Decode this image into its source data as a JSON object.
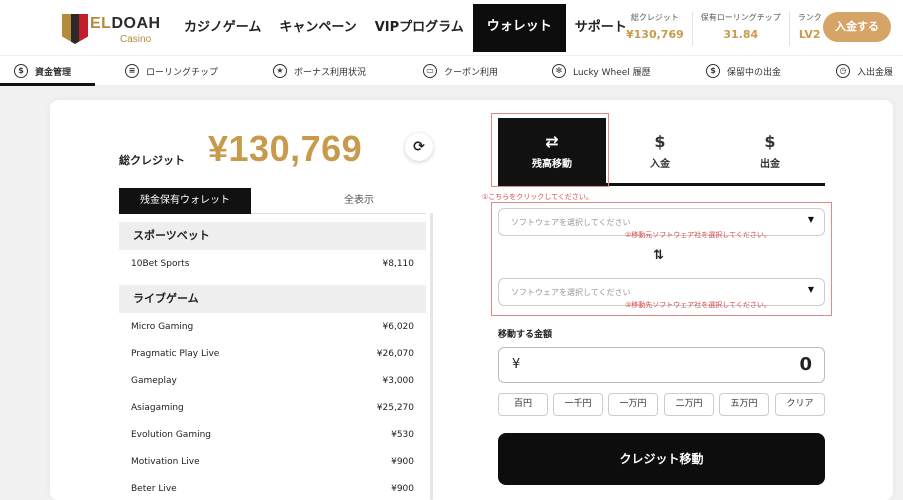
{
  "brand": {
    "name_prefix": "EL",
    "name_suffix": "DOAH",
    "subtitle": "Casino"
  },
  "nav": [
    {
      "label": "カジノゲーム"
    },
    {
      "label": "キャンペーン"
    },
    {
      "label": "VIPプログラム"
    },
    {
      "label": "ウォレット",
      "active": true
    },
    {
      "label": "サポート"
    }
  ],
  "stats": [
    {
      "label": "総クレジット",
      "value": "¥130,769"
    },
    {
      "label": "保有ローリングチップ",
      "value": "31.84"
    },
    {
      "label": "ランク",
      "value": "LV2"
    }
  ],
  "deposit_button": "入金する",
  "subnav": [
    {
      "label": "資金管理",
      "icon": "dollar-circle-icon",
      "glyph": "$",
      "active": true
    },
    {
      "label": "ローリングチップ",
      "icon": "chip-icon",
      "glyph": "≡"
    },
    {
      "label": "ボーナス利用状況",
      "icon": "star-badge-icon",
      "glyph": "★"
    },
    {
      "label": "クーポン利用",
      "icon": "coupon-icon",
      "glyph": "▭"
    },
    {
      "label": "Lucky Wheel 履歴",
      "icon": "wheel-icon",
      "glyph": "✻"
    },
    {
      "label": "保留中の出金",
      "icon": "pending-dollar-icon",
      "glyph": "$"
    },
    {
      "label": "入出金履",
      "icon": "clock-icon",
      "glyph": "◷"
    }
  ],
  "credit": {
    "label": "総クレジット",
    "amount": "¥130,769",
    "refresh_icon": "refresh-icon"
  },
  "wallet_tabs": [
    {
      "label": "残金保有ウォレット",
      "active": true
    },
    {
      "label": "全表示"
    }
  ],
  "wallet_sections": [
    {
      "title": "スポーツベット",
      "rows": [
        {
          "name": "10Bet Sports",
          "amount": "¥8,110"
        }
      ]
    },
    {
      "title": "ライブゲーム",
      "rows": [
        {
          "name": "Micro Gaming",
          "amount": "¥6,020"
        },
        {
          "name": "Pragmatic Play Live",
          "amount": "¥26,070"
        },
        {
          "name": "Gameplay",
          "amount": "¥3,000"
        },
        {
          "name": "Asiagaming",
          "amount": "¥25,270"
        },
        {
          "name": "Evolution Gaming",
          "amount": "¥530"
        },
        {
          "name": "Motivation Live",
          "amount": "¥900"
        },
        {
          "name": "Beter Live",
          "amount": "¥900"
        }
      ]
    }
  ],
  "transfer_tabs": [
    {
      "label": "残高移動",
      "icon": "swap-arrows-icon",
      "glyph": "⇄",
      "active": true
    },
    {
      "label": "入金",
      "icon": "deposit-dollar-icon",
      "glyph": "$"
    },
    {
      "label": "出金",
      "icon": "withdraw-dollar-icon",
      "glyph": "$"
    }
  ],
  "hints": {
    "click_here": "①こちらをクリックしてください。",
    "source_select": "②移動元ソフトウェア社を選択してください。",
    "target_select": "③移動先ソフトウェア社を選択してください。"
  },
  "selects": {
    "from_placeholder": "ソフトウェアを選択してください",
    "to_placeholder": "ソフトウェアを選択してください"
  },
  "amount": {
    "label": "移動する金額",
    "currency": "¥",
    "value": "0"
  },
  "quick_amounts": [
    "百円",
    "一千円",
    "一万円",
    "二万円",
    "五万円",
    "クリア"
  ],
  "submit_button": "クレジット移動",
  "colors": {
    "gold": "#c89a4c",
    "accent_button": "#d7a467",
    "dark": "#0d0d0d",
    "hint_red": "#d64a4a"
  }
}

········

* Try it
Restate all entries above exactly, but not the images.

* Solution
Decode this image into its source data as a JSON object.
{
  "brand": {
    "name_prefix": "EL",
    "name_suffix": "DOAH",
    "subtitle": "Casino"
  },
  "nav": [
    {
      "label": "カジノゲーム"
    },
    {
      "label": "キャンペーン"
    },
    {
      "label": "VIPプログラム"
    },
    {
      "label": "ウォレット",
      "active": true
    },
    {
      "label": "サポート"
    }
  ],
  "stats": [
    {
      "label": "総クレジット",
      "value": "¥130,769"
    },
    {
      "label": "保有ローリングチップ",
      "value": "31.84"
    },
    {
      "label": "ランク",
      "value": "LV2"
    }
  ],
  "deposit_button": "入金する",
  "subnav": [
    {
      "label": "資金管理",
      "icon": "dollar-circle-icon",
      "glyph": "$",
      "active": true
    },
    {
      "label": "ローリングチップ",
      "icon": "chip-icon",
      "glyph": "≡"
    },
    {
      "label": "ボーナス利用状況",
      "icon": "star-badge-icon",
      "glyph": "★"
    },
    {
      "label": "クーポン利用",
      "icon": "coupon-icon",
      "glyph": "▭"
    },
    {
      "label": "Lucky Wheel 履歴",
      "icon": "wheel-icon",
      "glyph": "✻"
    },
    {
      "label": "保留中の出金",
      "icon": "pending-dollar-icon",
      "glyph": "$"
    },
    {
      "label": "入出金履",
      "icon": "clock-icon",
      "glyph": "◷"
    }
  ],
  "credit": {
    "label": "総クレジット",
    "amount": "¥130,769",
    "refresh_icon": "refresh-icon"
  },
  "wallet_tabs": [
    {
      "label": "残金保有ウォレット",
      "active": true
    },
    {
      "label": "全表示"
    }
  ],
  "wallet_sections": [
    {
      "title": "スポーツベット",
      "rows": [
        {
          "name": "10Bet Sports",
          "amount": "¥8,110"
        }
      ]
    },
    {
      "title": "ライブゲーム",
      "rows": [
        {
          "name": "Micro Gaming",
          "amount": "¥6,020"
        },
        {
          "name": "Pragmatic Play Live",
          "amount": "¥26,070"
        },
        {
          "name": "Gameplay",
          "amount": "¥3,000"
        },
        {
          "name": "Asiagaming",
          "amount": "¥25,270"
        },
        {
          "name": "Evolution Gaming",
          "amount": "¥530"
        },
        {
          "name": "Motivation Live",
          "amount": "¥900"
        },
        {
          "name": "Beter Live",
          "amount": "¥900"
        }
      ]
    }
  ],
  "transfer_tabs": [
    {
      "label": "残高移動",
      "icon": "swap-arrows-icon",
      "glyph": "⇄",
      "active": true
    },
    {
      "label": "入金",
      "icon": "deposit-dollar-icon",
      "glyph": "$"
    },
    {
      "label": "出金",
      "icon": "withdraw-dollar-icon",
      "glyph": "$"
    }
  ],
  "hints": {
    "click_here": "①こちらをクリックしてください。",
    "source_select": "②移動元ソフトウェア社を選択してください。",
    "target_select": "③移動先ソフトウェア社を選択してください。"
  },
  "selects": {
    "from_placeholder": "ソフトウェアを選択してください",
    "to_placeholder": "ソフトウェアを選択してください"
  },
  "amount": {
    "label": "移動する金額",
    "currency": "¥",
    "value": "0"
  },
  "quick_amounts": [
    "百円",
    "一千円",
    "一万円",
    "二万円",
    "五万円",
    "クリア"
  ],
  "submit_button": "クレジット移動",
  "colors": {
    "gold": "#c89a4c",
    "accent_button": "#d7a467",
    "dark": "#0d0d0d",
    "hint_red": "#d64a4a"
  }
}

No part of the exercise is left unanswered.